[Opening Task inputs section]

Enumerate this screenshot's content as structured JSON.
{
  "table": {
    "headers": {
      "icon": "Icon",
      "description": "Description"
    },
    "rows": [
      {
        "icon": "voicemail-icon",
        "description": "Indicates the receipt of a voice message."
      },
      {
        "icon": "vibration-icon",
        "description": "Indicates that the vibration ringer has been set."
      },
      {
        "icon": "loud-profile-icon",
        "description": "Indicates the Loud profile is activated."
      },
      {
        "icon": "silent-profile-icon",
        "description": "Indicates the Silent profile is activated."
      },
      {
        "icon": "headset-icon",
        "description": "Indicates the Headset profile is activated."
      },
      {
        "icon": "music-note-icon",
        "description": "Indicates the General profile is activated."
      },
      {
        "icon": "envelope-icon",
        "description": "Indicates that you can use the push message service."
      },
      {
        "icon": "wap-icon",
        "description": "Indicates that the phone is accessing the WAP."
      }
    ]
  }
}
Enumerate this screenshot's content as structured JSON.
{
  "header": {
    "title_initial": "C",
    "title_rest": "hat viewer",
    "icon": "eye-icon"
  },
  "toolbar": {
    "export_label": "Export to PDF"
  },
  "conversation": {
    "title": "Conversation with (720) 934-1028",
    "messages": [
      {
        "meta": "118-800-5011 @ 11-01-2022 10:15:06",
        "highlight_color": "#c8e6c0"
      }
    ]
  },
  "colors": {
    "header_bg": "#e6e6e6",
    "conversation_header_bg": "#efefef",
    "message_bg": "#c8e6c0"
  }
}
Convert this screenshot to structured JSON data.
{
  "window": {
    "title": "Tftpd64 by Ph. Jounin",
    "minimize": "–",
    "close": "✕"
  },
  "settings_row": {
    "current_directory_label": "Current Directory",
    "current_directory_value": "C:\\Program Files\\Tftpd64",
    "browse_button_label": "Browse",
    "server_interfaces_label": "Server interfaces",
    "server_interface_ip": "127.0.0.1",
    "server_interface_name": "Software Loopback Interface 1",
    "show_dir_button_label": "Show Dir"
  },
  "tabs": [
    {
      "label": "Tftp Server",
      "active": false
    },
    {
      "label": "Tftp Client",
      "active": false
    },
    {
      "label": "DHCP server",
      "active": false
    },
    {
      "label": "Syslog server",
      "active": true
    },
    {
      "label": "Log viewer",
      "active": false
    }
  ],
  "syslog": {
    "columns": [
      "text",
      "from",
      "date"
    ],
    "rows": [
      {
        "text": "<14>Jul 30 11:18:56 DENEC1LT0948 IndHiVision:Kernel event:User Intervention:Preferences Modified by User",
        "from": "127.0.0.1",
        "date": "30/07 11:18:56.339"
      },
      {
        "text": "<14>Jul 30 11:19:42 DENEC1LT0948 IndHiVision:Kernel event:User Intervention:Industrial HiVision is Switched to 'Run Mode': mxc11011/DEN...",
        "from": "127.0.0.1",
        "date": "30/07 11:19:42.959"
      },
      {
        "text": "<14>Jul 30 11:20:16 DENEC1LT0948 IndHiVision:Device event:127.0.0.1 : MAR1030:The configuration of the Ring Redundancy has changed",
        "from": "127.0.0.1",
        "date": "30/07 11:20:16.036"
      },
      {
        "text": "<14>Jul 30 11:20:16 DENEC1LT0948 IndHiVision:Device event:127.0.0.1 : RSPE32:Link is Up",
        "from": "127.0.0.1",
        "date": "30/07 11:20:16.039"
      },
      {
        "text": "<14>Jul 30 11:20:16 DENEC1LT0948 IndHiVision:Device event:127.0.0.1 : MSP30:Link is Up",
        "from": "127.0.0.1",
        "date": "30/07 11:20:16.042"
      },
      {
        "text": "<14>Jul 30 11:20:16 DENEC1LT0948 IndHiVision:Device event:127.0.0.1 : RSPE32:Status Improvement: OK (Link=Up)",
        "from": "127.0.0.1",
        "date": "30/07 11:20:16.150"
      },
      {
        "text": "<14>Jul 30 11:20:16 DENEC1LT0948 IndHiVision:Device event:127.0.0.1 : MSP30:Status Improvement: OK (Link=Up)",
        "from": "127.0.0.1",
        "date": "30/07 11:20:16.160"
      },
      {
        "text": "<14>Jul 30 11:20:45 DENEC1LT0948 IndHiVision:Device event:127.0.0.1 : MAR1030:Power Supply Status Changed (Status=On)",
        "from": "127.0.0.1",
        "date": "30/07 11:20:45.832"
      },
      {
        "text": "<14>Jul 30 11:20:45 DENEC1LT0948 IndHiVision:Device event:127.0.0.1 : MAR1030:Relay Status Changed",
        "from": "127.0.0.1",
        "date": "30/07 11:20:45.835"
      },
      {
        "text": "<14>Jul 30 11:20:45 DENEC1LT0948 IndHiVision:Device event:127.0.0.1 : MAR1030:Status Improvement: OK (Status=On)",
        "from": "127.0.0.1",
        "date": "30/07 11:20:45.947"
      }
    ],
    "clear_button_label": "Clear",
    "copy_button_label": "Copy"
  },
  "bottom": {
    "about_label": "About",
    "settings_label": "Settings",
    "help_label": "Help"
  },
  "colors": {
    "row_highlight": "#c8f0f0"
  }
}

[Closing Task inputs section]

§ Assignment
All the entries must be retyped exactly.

§ Response to this exercise
Enumerate this screenshot's content as structured JSON.
{
  "table": {
    "headers": {
      "icon": "Icon",
      "description": "Description"
    },
    "rows": [
      {
        "icon": "voicemail-icon",
        "description": "Indicates the receipt of a voice message."
      },
      {
        "icon": "vibration-icon",
        "description": "Indicates that the vibration ringer has been set."
      },
      {
        "icon": "loud-profile-icon",
        "description": "Indicates the Loud profile is activated."
      },
      {
        "icon": "silent-profile-icon",
        "description": "Indicates the Silent profile is activated."
      },
      {
        "icon": "headset-icon",
        "description": "Indicates the Headset profile is activated."
      },
      {
        "icon": "music-note-icon",
        "description": "Indicates the General profile is activated."
      },
      {
        "icon": "envelope-icon",
        "description": "Indicates that you can use the push message service."
      },
      {
        "icon": "wap-icon",
        "description": "Indicates that the phone is accessing the WAP."
      }
    ]
  }
}
Enumerate this screenshot's content as structured JSON.
{
  "header": {
    "title_initial": "C",
    "title_rest": "hat viewer",
    "icon": "eye-icon"
  },
  "toolbar": {
    "export_label": "Export to PDF"
  },
  "conversation": {
    "title": "Conversation with (720) 934-1028",
    "messages": [
      {
        "meta": "118-800-5011 @ 11-01-2022 10:15:06",
        "highlight_color": "#c8e6c0"
      }
    ]
  },
  "colors": {
    "header_bg": "#e6e6e6",
    "conversation_header_bg": "#efefef",
    "message_bg": "#c8e6c0"
  }
}
Convert this screenshot to structured JSON data.
{
  "window": {
    "title": "Tftpd64 by Ph. Jounin",
    "minimize": "–",
    "close": "✕"
  },
  "settings_row": {
    "current_directory_label": "Current Directory",
    "current_directory_value": "C:\\Program Files\\Tftpd64",
    "browse_button_label": "Browse",
    "server_interfaces_label": "Server interfaces",
    "server_interface_ip": "127.0.0.1",
    "server_interface_name": "Software Loopback Interface 1",
    "show_dir_button_label": "Show Dir"
  },
  "tabs": [
    {
      "label": "Tftp Server",
      "active": false
    },
    {
      "label": "Tftp Client",
      "active": false
    },
    {
      "label": "DHCP server",
      "active": false
    },
    {
      "label": "Syslog server",
      "active": true
    },
    {
      "label": "Log viewer",
      "active": false
    }
  ],
  "syslog": {
    "columns": [
      "text",
      "from",
      "date"
    ],
    "rows": [
      {
        "text": "<14>Jul 30 11:18:56 DENEC1LT0948 IndHiVision:Kernel event:User Intervention:Preferences Modified by User",
        "from": "127.0.0.1",
        "date": "30/07 11:18:56.339"
      },
      {
        "text": "<14>Jul 30 11:19:42 DENEC1LT0948 IndHiVision:Kernel event:User Intervention:Industrial HiVision is Switched to 'Run Mode': mxc11011/DEN...",
        "from": "127.0.0.1",
        "date": "30/07 11:19:42.959"
      },
      {
        "text": "<14>Jul 30 11:20:16 DENEC1LT0948 IndHiVision:Device event:127.0.0.1 : MAR1030:The configuration of the Ring Redundancy has changed",
        "from": "127.0.0.1",
        "date": "30/07 11:20:16.036"
      },
      {
        "text": "<14>Jul 30 11:20:16 DENEC1LT0948 IndHiVision:Device event:127.0.0.1 : RSPE32:Link is Up",
        "from": "127.0.0.1",
        "date": "30/07 11:20:16.039"
      },
      {
        "text": "<14>Jul 30 11:20:16 DENEC1LT0948 IndHiVision:Device event:127.0.0.1 : MSP30:Link is Up",
        "from": "127.0.0.1",
        "date": "30/07 11:20:16.042"
      },
      {
        "text": "<14>Jul 30 11:20:16 DENEC1LT0948 IndHiVision:Device event:127.0.0.1 : RSPE32:Status Improvement: OK (Link=Up)",
        "from": "127.0.0.1",
        "date": "30/07 11:20:16.150"
      },
      {
        "text": "<14>Jul 30 11:20:16 DENEC1LT0948 IndHiVision:Device event:127.0.0.1 : MSP30:Status Improvement: OK (Link=Up)",
        "from": "127.0.0.1",
        "date": "30/07 11:20:16.160"
      },
      {
        "text": "<14>Jul 30 11:20:45 DENEC1LT0948 IndHiVision:Device event:127.0.0.1 : MAR1030:Power Supply Status Changed (Status=On)",
        "from": "127.0.0.1",
        "date": "30/07 11:20:45.832"
      },
      {
        "text": "<14>Jul 30 11:20:45 DENEC1LT0948 IndHiVision:Device event:127.0.0.1 : MAR1030:Relay Status Changed",
        "from": "127.0.0.1",
        "date": "30/07 11:20:45.835"
      },
      {
        "text": "<14>Jul 30 11:20:45 DENEC1LT0948 IndHiVision:Device event:127.0.0.1 : MAR1030:Status Improvement: OK (Status=On)",
        "from": "127.0.0.1",
        "date": "30/07 11:20:45.947"
      }
    ],
    "clear_button_label": "Clear",
    "copy_button_label": "Copy"
  },
  "bottom": {
    "about_label": "About",
    "settings_label": "Settings",
    "help_label": "Help"
  },
  "colors": {
    "row_highlight": "#c8f0f0"
  }
}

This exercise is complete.